[Items from an interface collection]
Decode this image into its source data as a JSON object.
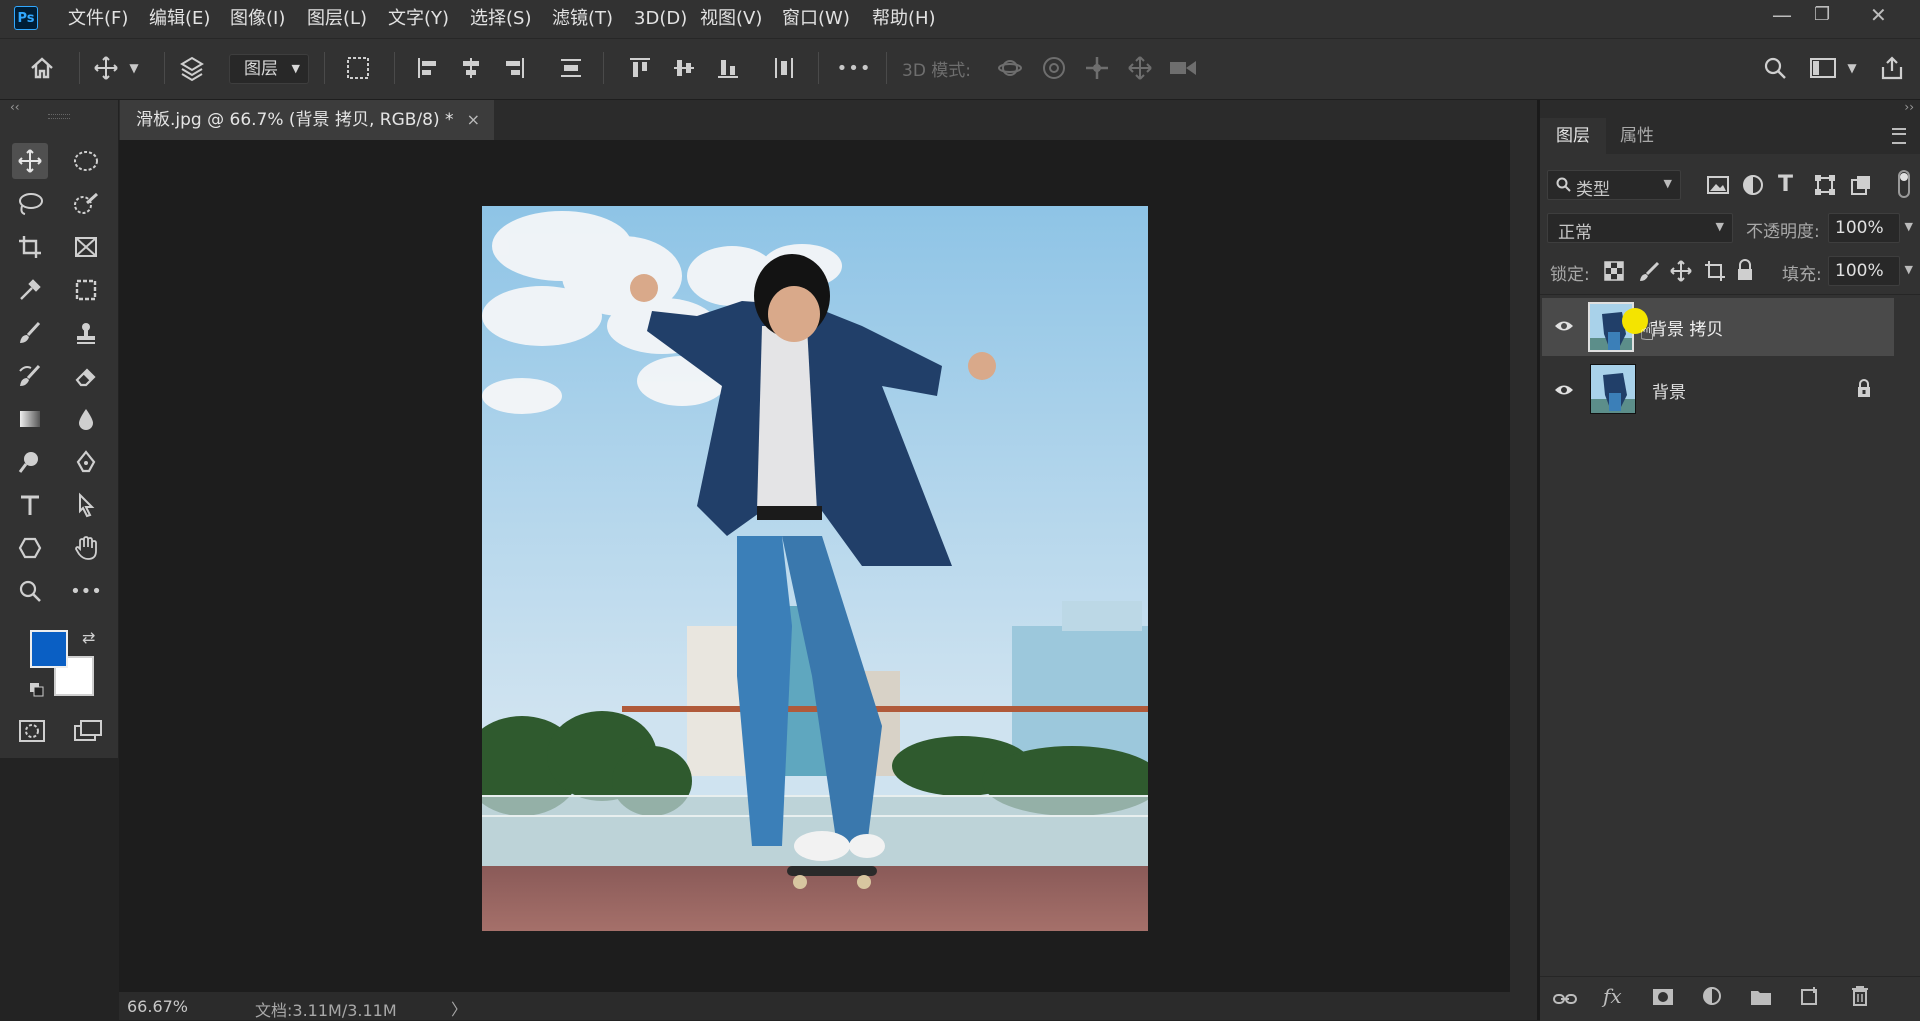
{
  "app": {
    "logo": "Ps"
  },
  "menu": [
    "文件(F)",
    "编辑(E)",
    "图像(I)",
    "图层(L)",
    "文字(Y)",
    "选择(S)",
    "滤镜(T)",
    "3D(D)",
    "视图(V)",
    "窗口(W)",
    "帮助(H)"
  ],
  "window_controls": {
    "minimize": "—",
    "restore": "❐",
    "close": "✕"
  },
  "options_bar": {
    "auto_select_target": "图层",
    "mode_3d_label": "3D 模式:",
    "more": "•••"
  },
  "document": {
    "tab_title": "滑板.jpg @ 66.7% (背景 拷贝, RGB/8) *",
    "tab_close": "×"
  },
  "status_bar": {
    "zoom": "66.67%",
    "doc_size": "文档:3.11M/3.11M",
    "arrow": "〉"
  },
  "colors": {
    "foreground": "#0a5fc4",
    "background": "#ffffff",
    "accent": "#31a8ff"
  },
  "panels": {
    "tabs": [
      "图层",
      "属性"
    ],
    "active_tab": "图层",
    "filter_kind": "类型",
    "blend_mode": "正常",
    "opacity_label": "不透明度:",
    "opacity_value": "100%",
    "lock_label": "锁定:",
    "fill_label": "填充:",
    "fill_value": "100%",
    "layers": [
      {
        "name": "背景 拷贝",
        "visible": true,
        "selected": true,
        "locked": false
      },
      {
        "name": "背景",
        "visible": true,
        "selected": false,
        "locked": true
      }
    ]
  }
}
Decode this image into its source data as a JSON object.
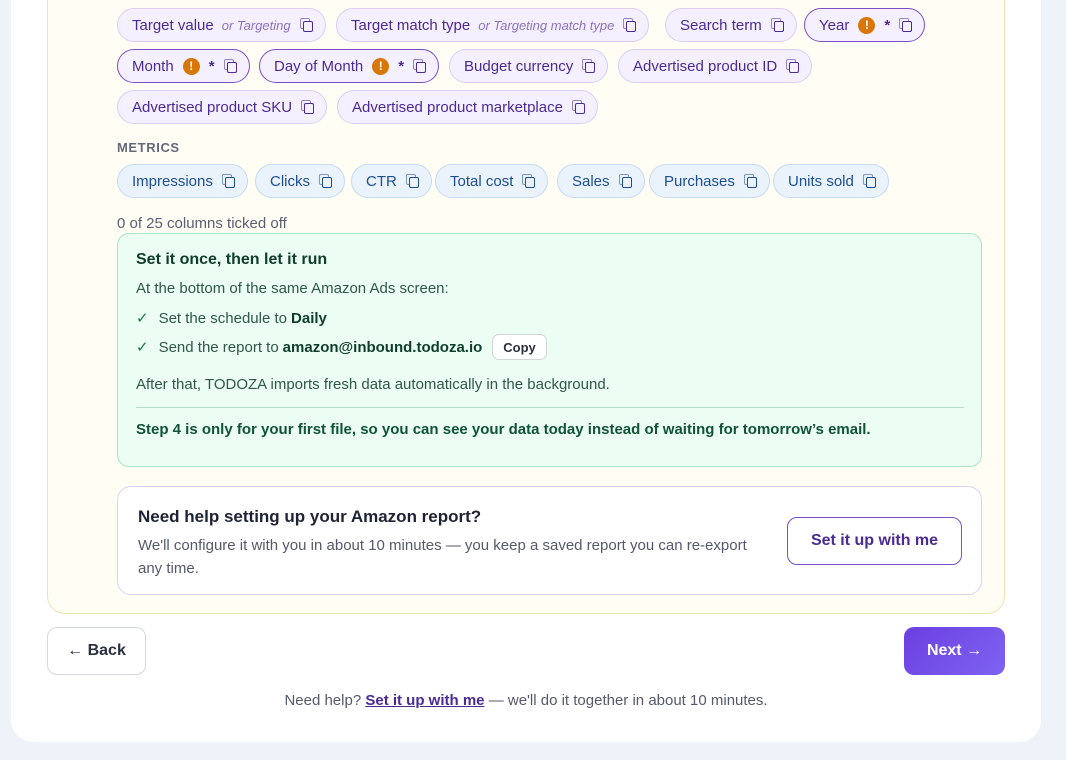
{
  "dimensions_chips": [
    {
      "label": "Target value",
      "alt": "or Targeting",
      "required": false
    },
    {
      "label": "Target match type",
      "alt": "or Targeting match type",
      "required": false
    },
    {
      "label": "Search term",
      "required": false
    },
    {
      "label": "Year",
      "required": true,
      "star": "*"
    },
    {
      "label": "Month",
      "required": true,
      "star": "*"
    },
    {
      "label": "Day of Month",
      "required": true,
      "star": "*"
    },
    {
      "label": "Budget currency",
      "required": false
    },
    {
      "label": "Advertised product ID",
      "required": false
    },
    {
      "label": "Advertised product SKU",
      "required": false
    },
    {
      "label": "Advertised product marketplace",
      "required": false
    }
  ],
  "metrics": {
    "label": "METRICS",
    "chips": [
      "Impressions",
      "Clicks",
      "CTR",
      "Total cost",
      "Sales",
      "Purchases",
      "Units sold"
    ]
  },
  "progress": {
    "text": "0 of 25 columns ticked off",
    "done": 0,
    "total": 25
  },
  "schedule_box": {
    "title": "Set it once, then let it run",
    "intro": "At the bottom of the same Amazon Ads screen:",
    "steps": [
      {
        "text": "Set the schedule to",
        "strong": "Daily"
      },
      {
        "text": "Send the report to",
        "strong": "amazon@inbound.todoza.io",
        "button": "Copy"
      }
    ],
    "after": "After that, TODOZA imports fresh data automatically in the background.",
    "note": "Step 4 is only for your first file, so you can see your data today instead of waiting for tomorrow’s email."
  },
  "help_box": {
    "title": "Need help setting up your Amazon report?",
    "description": "We'll configure it with you in about 10 minutes — you keep a saved report you can re-export any time.",
    "button": "Set it up with me"
  },
  "nav": {
    "back": "← Back",
    "next": "Next →"
  },
  "footer": {
    "prefix": "Need help?",
    "link": "Set it up with me",
    "suffix": "— we'll do it together in about 10 minutes."
  },
  "colors": {
    "accent": "#6b3fe0",
    "warning": "#d97706",
    "success": "#15803d"
  }
}
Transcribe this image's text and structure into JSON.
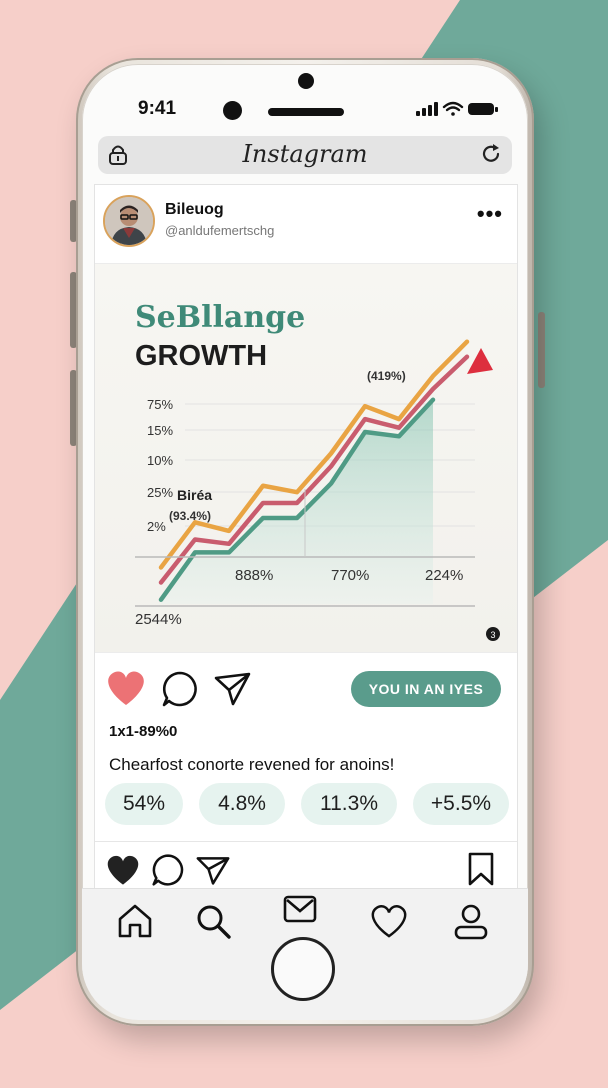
{
  "status_bar": {
    "time": "9:41"
  },
  "browser": {
    "title": "Instagram"
  },
  "post": {
    "username": "Bileuog",
    "handle": "@anldufemertschg",
    "more": "•••",
    "image": {
      "title_line1": "SeBllange",
      "title_line2": "GROWTH",
      "y_tick_labels": [
        "75%",
        "15%",
        "10%",
        "25%",
        "2%"
      ],
      "series_label": "Biréa",
      "annotation_left": "(93.4%)",
      "annotation_peak": "(419%)",
      "x_tick_labels": [
        "888%",
        "770%",
        "224%"
      ],
      "bottom_label": "2544%",
      "colors": {
        "green": "#4f9b85",
        "pink": "#c95c6e",
        "orange": "#e9a443",
        "arrow": "#dd2e3e"
      },
      "chart_data": {
        "type": "line",
        "series": [
          {
            "values": [
              2,
              24,
              24,
              40,
              40,
              56,
              80,
              78,
              95
            ]
          },
          {
            "values": [
              10,
              30,
              28,
              47,
              47,
              64,
              86,
              82,
              100,
              115
            ]
          },
          {
            "values": [
              17,
              38,
              34,
              55,
              52,
              70,
              92,
              86,
              106,
              122
            ]
          }
        ]
      }
    },
    "follow_button": "YOU IN AN IYES",
    "likes": "1x1-89%0",
    "caption": "Chearfost conorte revened for anoins!",
    "stats": [
      "54%",
      "4.8%",
      "11.3%",
      "+5.5%"
    ]
  },
  "icons": {
    "like": "heart-icon",
    "comment": "comment-icon",
    "share": "send-icon",
    "save": "bookmark-icon",
    "tabs": [
      "home-icon",
      "search-icon",
      "mail-icon",
      "heart-icon",
      "profile-icon"
    ]
  }
}
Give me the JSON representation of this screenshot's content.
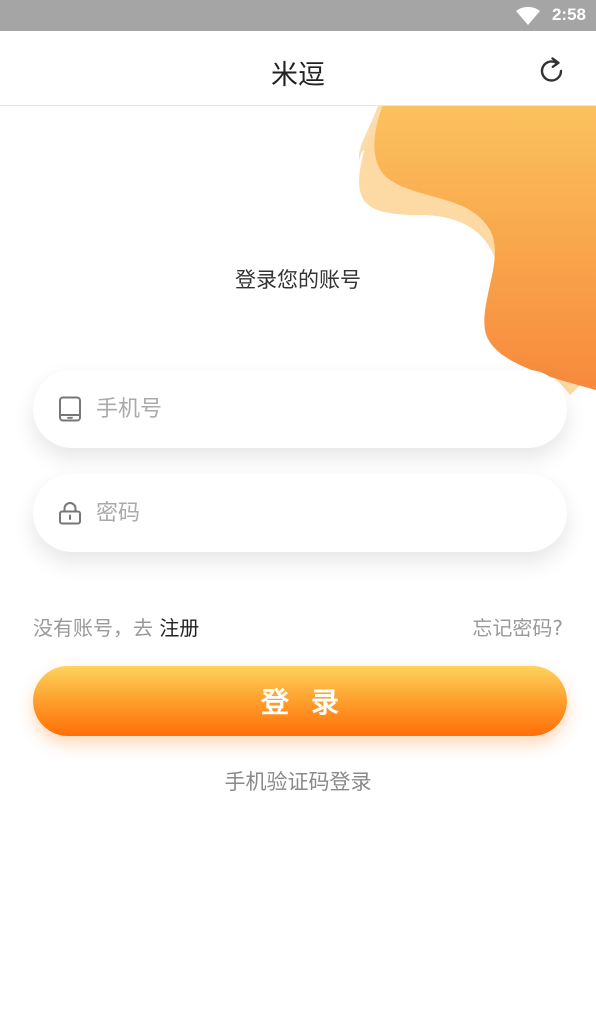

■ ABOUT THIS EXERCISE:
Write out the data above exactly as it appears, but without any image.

■ OUTPUT:
Decode this image into its source data as a JSON object.
{
  "app": {
    "logo": "Ps"
  },
  "menu": [
    "文件(F)",
    "编辑(E)",
    "图像(I)",
    "图层(L)",
    "文字(Y)",
    "选择(S)",
    "滤镜(T)",
    "3D(D)",
    "视图(V)",
    "窗口(W)",
    "帮助(H)"
  ],
  "window_controls": {
    "minimize": "—",
    "restore": "❐",
    "close": "✕"
  },
  "options_bar": {
    "auto_select_target": "图层",
    "mode_3d_label": "3D 模式:",
    "more": "•••"
  },
  "document": {
    "tab_title": "滑板.jpg @ 66.7% (背景 拷贝, RGB/8) *",
    "tab_close": "×"
  },
  "status_bar": {
    "zoom": "66.67%",
    "doc_size": "文档:3.11M/3.11M",
    "arrow": "〉"
  },
  "colors": {
    "foreground": "#0a5fc4",
    "background": "#ffffff",
    "accent": "#31a8ff"
  },
  "panels": {
    "tabs": [
      "图层",
      "属性"
    ],
    "active_tab": "图层",
    "filter_kind": "类型",
    "blend_mode": "正常",
    "opacity_label": "不透明度:",
    "opacity_value": "100%",
    "lock_label": "锁定:",
    "fill_label": "填充:",
    "fill_value": "100%",
    "layers": [
      {
        "name": "背景 拷贝",
        "visible": true,
        "selected": true,
        "locked": false
      },
      {
        "name": "背景",
        "visible": true,
        "selected": false,
        "locked": true
      }
    ]
  }
}
Decode this image into its source data as a JSON object.
{
  "dimensions_chips": [
    {
      "label": "Target value",
      "alt": "or Targeting",
      "required": false
    },
    {
      "label": "Target match type",
      "alt": "or Targeting match type",
      "required": false
    },
    {
      "label": "Search term",
      "required": false
    },
    {
      "label": "Year",
      "required": true,
      "star": "*"
    },
    {
      "label": "Month",
      "required": true,
      "star": "*"
    },
    {
      "label": "Day of Month",
      "required": true,
      "star": "*"
    },
    {
      "label": "Budget currency",
      "required": false
    },
    {
      "label": "Advertised product ID",
      "required": false
    },
    {
      "label": "Advertised product SKU",
      "required": false
    },
    {
      "label": "Advertised product marketplace",
      "required": false
    }
  ],
  "metrics": {
    "label": "METRICS",
    "chips": [
      "Impressions",
      "Clicks",
      "CTR",
      "Total cost",
      "Sales",
      "Purchases",
      "Units sold"
    ]
  },
  "progress": {
    "text": "0 of 25 columns ticked off",
    "done": 0,
    "total": 25
  },
  "schedule_box": {
    "title": "Set it once, then let it run",
    "intro": "At the bottom of the same Amazon Ads screen:",
    "steps": [
      {
        "text": "Set the schedule to",
        "strong": "Daily"
      },
      {
        "text": "Send the report to",
        "strong": "amazon@inbound.todoza.io",
        "button": "Copy"
      }
    ],
    "after": "After that, TODOZA imports fresh data automatically in the background.",
    "note": "Step 4 is only for your first file, so you can see your data today instead of waiting for tomorrow’s email."
  },
  "help_box": {
    "title": "Need help setting up your Amazon report?",
    "description": "We'll configure it with you in about 10 minutes — you keep a saved report you can re-export any time.",
    "button": "Set it up with me"
  },
  "nav": {
    "back": "← Back",
    "next": "Next →"
  },
  "footer": {
    "prefix": "Need help?",
    "link": "Set it up with me",
    "suffix": "— we'll do it together in about 10 minutes."
  },
  "colors": {
    "accent": "#6b3fe0",
    "warning": "#d97706",
    "success": "#15803d"
  }
}
Transcribe this image's text and structure into JSON.
{
  "status_bar": {
    "time": "9:41"
  },
  "browser": {
    "title": "Instagram"
  },
  "post": {
    "username": "Bileuog",
    "handle": "@anldufemertschg",
    "more": "•••",
    "image": {
      "title_line1": "SeBllange",
      "title_line2": "GROWTH",
      "y_tick_labels": [
        "75%",
        "15%",
        "10%",
        "25%",
        "2%"
      ],
      "series_label": "Biréa",
      "annotation_left": "(93.4%)",
      "annotation_peak": "(419%)",
      "x_tick_labels": [
        "888%",
        "770%",
        "224%"
      ],
      "bottom_label": "2544%",
      "colors": {
        "green": "#4f9b85",
        "pink": "#c95c6e",
        "orange": "#e9a443",
        "arrow": "#dd2e3e"
      },
      "chart_data": {
        "type": "line",
        "series": [
          {
            "values": [
              2,
              24,
              24,
              40,
              40,
              56,
              80,
              78,
              95
            ]
          },
          {
            "values": [
              10,
              30,
              28,
              47,
              47,
              64,
              86,
              82,
              100,
              115
            ]
          },
          {
            "values": [
              17,
              38,
              34,
              55,
              52,
              70,
              92,
              86,
              106,
              122
            ]
          }
        ]
      }
    },
    "follow_button": "YOU IN AN IYES",
    "likes": "1x1-89%0",
    "caption": "Chearfost conorte revened for anoins!",
    "stats": [
      "54%",
      "4.8%",
      "11.3%",
      "+5.5%"
    ]
  },
  "icons": {
    "like": "heart-icon",
    "comment": "comment-icon",
    "share": "send-icon",
    "save": "bookmark-icon",
    "tabs": [
      "home-icon",
      "search-icon",
      "mail-icon",
      "heart-icon",
      "profile-icon"
    ]
  }
}
Give me the JSON representation of this screenshot's content.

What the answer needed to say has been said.